PROMPT >>
Go through the records and give the number of lines that include "IMAX", with nothing else.

SOURCE MATERIAL >>
Content starts
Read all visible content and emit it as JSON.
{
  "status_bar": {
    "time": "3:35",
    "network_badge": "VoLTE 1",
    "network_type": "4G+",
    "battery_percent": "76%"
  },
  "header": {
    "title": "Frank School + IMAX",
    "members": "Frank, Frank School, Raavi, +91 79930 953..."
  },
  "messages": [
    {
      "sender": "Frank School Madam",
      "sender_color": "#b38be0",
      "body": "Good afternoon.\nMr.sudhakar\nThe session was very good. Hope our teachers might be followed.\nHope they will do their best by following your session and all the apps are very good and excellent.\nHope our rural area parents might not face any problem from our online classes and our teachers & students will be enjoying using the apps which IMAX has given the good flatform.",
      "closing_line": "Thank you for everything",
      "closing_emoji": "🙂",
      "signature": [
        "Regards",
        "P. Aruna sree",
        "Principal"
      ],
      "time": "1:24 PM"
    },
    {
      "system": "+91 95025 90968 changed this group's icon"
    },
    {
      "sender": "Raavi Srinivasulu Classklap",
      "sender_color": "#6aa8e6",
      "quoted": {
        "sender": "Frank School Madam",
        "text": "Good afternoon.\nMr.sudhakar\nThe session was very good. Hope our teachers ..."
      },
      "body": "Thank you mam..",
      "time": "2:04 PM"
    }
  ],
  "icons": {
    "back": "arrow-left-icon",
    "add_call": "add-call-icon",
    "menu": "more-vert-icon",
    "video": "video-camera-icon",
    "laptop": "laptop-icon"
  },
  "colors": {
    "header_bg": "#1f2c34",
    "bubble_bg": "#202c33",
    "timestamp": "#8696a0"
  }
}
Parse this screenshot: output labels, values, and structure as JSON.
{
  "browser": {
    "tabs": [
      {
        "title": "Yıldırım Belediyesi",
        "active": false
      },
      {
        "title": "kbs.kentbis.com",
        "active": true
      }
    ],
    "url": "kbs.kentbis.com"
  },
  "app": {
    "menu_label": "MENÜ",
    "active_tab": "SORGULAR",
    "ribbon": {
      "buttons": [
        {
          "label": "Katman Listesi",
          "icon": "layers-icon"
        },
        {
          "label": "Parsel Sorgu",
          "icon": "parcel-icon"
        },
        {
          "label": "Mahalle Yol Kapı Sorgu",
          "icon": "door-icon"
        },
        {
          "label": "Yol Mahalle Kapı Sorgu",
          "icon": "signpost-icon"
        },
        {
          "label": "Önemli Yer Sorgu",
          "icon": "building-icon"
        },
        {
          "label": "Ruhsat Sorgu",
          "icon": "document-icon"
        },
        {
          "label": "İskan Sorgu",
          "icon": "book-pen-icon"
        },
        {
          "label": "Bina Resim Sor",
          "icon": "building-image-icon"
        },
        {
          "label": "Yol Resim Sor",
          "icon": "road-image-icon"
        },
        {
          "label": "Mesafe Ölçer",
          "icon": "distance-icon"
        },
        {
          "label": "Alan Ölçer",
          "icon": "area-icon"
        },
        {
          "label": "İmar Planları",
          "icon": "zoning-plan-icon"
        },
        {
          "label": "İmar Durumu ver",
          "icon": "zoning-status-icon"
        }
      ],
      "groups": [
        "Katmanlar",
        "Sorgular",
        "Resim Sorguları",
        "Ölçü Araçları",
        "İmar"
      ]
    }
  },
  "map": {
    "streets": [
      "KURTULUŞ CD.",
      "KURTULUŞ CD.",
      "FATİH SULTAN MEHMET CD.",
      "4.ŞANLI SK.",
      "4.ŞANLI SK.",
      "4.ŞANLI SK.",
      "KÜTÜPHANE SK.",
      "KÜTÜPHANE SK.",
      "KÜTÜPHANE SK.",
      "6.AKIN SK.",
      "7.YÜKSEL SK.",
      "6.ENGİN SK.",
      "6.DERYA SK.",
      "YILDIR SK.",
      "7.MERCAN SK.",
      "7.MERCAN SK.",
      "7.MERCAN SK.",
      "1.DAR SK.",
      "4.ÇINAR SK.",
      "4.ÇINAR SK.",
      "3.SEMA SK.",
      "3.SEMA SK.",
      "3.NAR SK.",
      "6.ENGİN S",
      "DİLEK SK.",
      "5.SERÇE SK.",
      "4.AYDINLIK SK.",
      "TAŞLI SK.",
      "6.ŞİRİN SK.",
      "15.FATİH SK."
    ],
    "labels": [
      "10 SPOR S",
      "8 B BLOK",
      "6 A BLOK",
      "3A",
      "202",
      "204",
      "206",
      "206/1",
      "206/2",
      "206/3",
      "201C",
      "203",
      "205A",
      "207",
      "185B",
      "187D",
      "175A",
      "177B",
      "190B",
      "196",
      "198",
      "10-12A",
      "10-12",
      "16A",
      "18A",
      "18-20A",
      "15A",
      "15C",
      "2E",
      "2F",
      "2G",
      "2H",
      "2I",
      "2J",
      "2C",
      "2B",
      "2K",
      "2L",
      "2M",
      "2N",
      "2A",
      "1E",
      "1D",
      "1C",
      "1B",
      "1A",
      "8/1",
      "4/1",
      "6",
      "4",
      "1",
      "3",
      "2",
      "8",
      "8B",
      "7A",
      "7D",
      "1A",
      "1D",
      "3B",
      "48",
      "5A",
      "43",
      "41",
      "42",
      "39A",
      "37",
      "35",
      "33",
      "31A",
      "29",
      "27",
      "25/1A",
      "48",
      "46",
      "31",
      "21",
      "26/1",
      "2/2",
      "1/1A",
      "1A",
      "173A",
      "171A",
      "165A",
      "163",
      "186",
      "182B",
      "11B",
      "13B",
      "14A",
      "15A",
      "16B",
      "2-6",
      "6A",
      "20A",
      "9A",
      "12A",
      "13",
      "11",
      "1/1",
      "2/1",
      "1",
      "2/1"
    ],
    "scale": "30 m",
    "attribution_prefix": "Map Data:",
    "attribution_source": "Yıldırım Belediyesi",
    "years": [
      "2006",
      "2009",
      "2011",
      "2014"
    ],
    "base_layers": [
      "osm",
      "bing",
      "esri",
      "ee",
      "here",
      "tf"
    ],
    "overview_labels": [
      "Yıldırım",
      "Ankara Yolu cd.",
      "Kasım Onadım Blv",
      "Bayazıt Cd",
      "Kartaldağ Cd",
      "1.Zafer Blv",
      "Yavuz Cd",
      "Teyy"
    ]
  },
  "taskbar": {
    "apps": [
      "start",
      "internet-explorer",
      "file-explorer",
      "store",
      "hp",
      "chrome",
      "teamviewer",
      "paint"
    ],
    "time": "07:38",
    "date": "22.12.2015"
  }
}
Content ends
SOLUTION BELOW >>
2